▶ _Your task_
One line at a time, check the entries below for the word "heading", and copy each line that has it.

▶ _Data to use_
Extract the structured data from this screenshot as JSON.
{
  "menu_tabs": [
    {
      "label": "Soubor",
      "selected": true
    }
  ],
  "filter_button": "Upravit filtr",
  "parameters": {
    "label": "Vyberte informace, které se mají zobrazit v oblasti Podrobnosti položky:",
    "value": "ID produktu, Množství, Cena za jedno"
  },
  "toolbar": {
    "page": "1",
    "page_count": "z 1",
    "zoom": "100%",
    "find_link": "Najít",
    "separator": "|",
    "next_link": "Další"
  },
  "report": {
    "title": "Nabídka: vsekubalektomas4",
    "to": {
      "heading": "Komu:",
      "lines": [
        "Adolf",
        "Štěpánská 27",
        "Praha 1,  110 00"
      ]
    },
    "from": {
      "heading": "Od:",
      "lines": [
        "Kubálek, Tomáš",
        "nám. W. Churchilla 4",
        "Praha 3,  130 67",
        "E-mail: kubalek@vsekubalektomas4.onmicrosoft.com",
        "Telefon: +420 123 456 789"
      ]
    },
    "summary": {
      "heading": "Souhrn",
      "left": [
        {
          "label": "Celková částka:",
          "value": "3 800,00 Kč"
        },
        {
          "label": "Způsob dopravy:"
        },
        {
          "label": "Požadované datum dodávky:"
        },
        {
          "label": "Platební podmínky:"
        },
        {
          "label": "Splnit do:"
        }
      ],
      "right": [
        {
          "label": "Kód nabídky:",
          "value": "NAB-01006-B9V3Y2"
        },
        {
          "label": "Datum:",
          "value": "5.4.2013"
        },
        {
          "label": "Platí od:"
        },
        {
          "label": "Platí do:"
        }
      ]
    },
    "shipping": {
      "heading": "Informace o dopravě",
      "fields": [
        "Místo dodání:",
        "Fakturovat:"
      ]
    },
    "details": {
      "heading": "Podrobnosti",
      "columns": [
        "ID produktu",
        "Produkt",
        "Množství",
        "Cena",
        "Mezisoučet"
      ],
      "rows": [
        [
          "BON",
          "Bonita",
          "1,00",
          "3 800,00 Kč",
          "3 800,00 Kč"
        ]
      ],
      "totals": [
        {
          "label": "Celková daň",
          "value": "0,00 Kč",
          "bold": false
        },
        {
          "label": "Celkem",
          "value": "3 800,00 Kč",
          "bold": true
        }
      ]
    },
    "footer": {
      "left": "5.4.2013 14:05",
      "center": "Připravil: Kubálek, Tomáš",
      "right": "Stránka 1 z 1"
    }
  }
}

▶ _Result_
      "heading": "Komu:",
      "heading": "Od:",
      "heading": "Souhrn",
      "heading": "Informace o dopravě",
      "heading": "Podrobnosti",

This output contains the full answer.